“We urge anyone who needs the NHS and is unsure what service to use to come forward through NHS 111 Online which helps identify the best option for your care."
Earlier this week it was reported that a patient in Suffolk died because so many ambulances were stuck outside a hospital that nobody could respond to their 999 call.
However, Kerry Swan was full of praise for the service after her experience, she said: "I had no problem when I was breathless on October 31 they didn't take long at all, I was lucky, first responder came within 15 minutes then soon after the ambulance service turned up, took me straight to Ipswich Hospital.
"I was treated very quickly from start to finish."
Andy Yacoub, chief executive of Healthwatch Suffolk, said: “We are never more vulnerable than when in need of our emergency services. Regardless of where problems exist within the ‘system’, patients have a fundamental right to expect a prompt and safe response to their needs from our local services.
"Frontline staff like paramedics are, at the same time, passionate about meeting people’s needs in a timely manner. But, right now, the intense pressures faced by our health and care system, and staff fatigue, is compromising their ability to meet those expectations.
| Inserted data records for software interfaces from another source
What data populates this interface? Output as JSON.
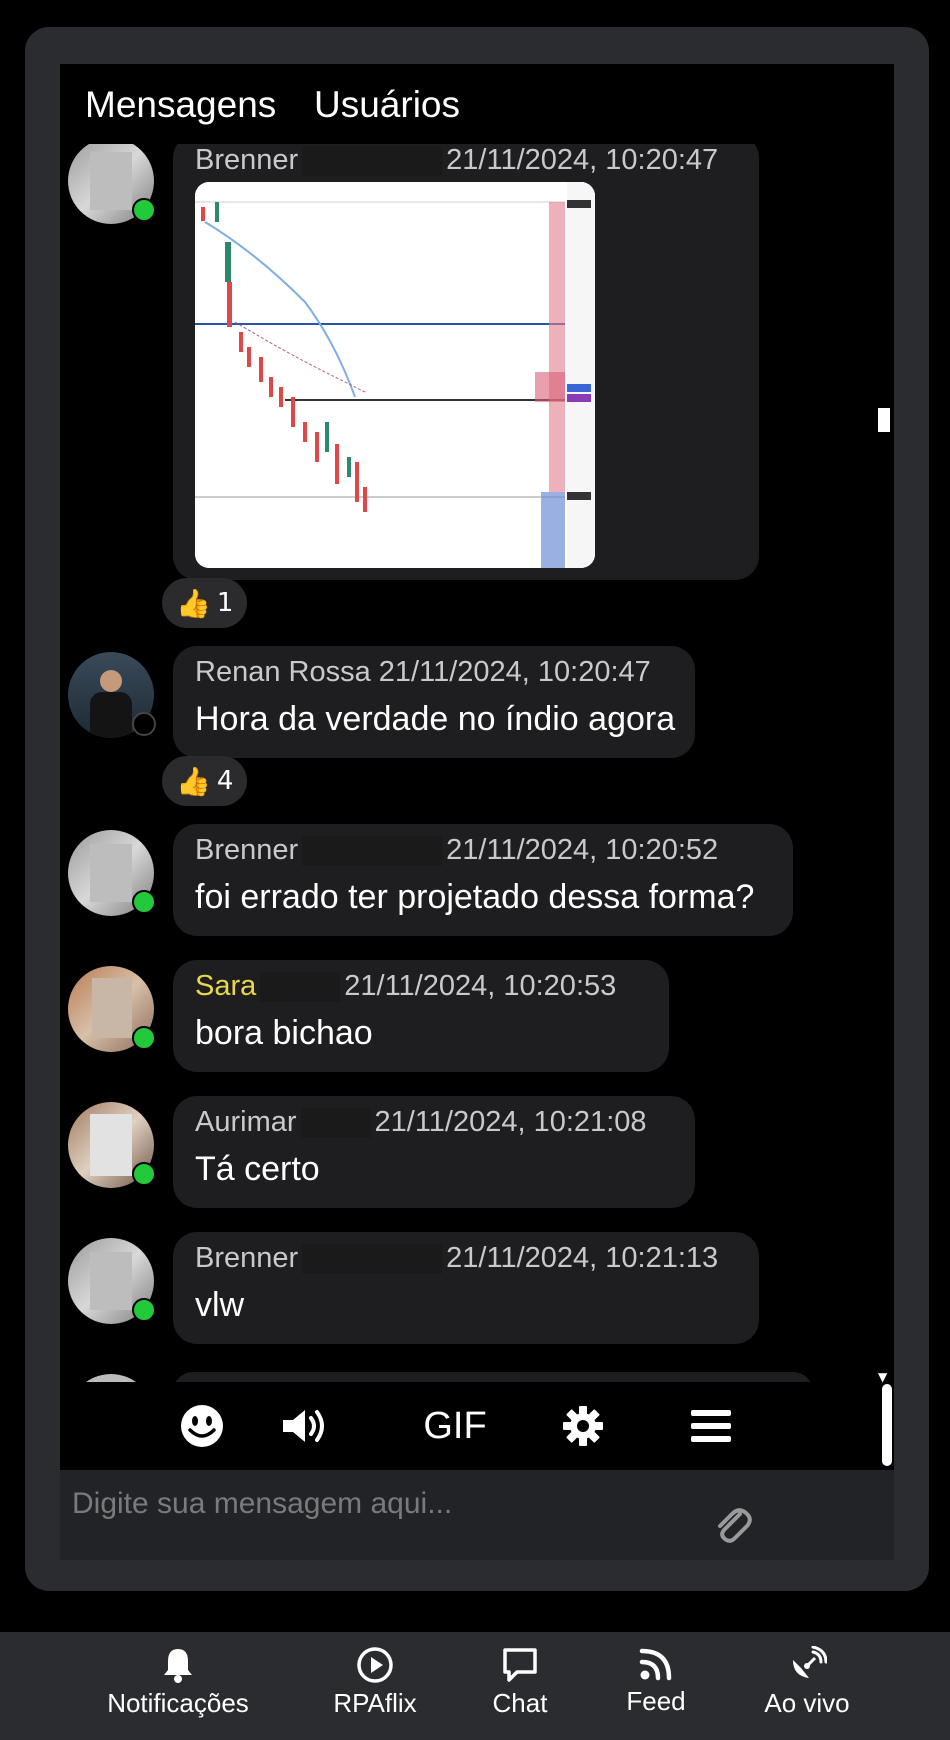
{
  "tabs": {
    "messages": "Mensagens",
    "users": "Usuários"
  },
  "messages": [
    {
      "name": "Brenner",
      "name_color": "#c9c9c9",
      "timestamp": "21/11/2024, 10:20:47",
      "text": "",
      "has_image": true,
      "online": true,
      "reaction_emoji": "👍",
      "reaction_count": "1"
    },
    {
      "name": "Renan Rossa",
      "name_color": "#c9c9c9",
      "timestamp": "21/11/2024, 10:20:47",
      "text": "Hora da verdade no índio agora",
      "has_image": false,
      "online": false,
      "reaction_emoji": "👍",
      "reaction_count": "4"
    },
    {
      "name": "Brenner",
      "name_color": "#c9c9c9",
      "timestamp": "21/11/2024, 10:20:52",
      "text": "foi errado ter projetado dessa forma?",
      "online": true
    },
    {
      "name": "Sara",
      "name_color": "#e6d84a",
      "timestamp": "21/11/2024, 10:20:53",
      "text": "bora bichao",
      "online": true
    },
    {
      "name": "Aurimar",
      "name_color": "#c9c9c9",
      "timestamp": "21/11/2024, 10:21:08",
      "text": "Tá certo",
      "online": true
    },
    {
      "name": "Brenner",
      "name_color": "#c9c9c9",
      "timestamp": "21/11/2024, 10:21:13",
      "text": "vlw",
      "online": true
    }
  ],
  "toolbar": {
    "gif_label": "GIF",
    "icons": [
      "smiley-icon",
      "speaker-icon",
      "gear-icon",
      "menu-icon"
    ]
  },
  "input": {
    "placeholder": "Digite sua mensagem aqui..."
  },
  "bottom_nav": [
    {
      "label": "Notificações",
      "icon": "bell-icon"
    },
    {
      "label": "RPAflix",
      "icon": "play-icon"
    },
    {
      "label": "Chat",
      "icon": "chat-icon"
    },
    {
      "label": "Feed",
      "icon": "rss-icon"
    },
    {
      "label": "Ao vivo",
      "icon": "broadcast-icon"
    }
  ],
  "colors": {
    "online": "#22c93a",
    "offline": "#000000",
    "bubble": "#1e1e20",
    "frame": "#2a2c30"
  }
}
This can lead to serious incidents and impact on public trust in the services."
He called for better communication over delays to reassure patients and their carers and added: "Communication offers reassurance and helps people to know that help is on the way."
Mr Yacoub said: "At the same time, the public must ensure that it is helping the service by using it in the right way and being respectful to the staff who are trying their best to help."
Central Suffolk and North Ipswich MP, Dr Dan Poulter said: “The NHS is under huge pressure with the unmet demand for health services during the peak of the pandemic resulting in problems and delays across the system.
"However, patients in Suffolk should not be waiting nearly an hour for an ambulance, so ambulance service leaders will need to continue to work hard to improve matters so that patients in Suffolk can receive the quality and speed of service they deserve.”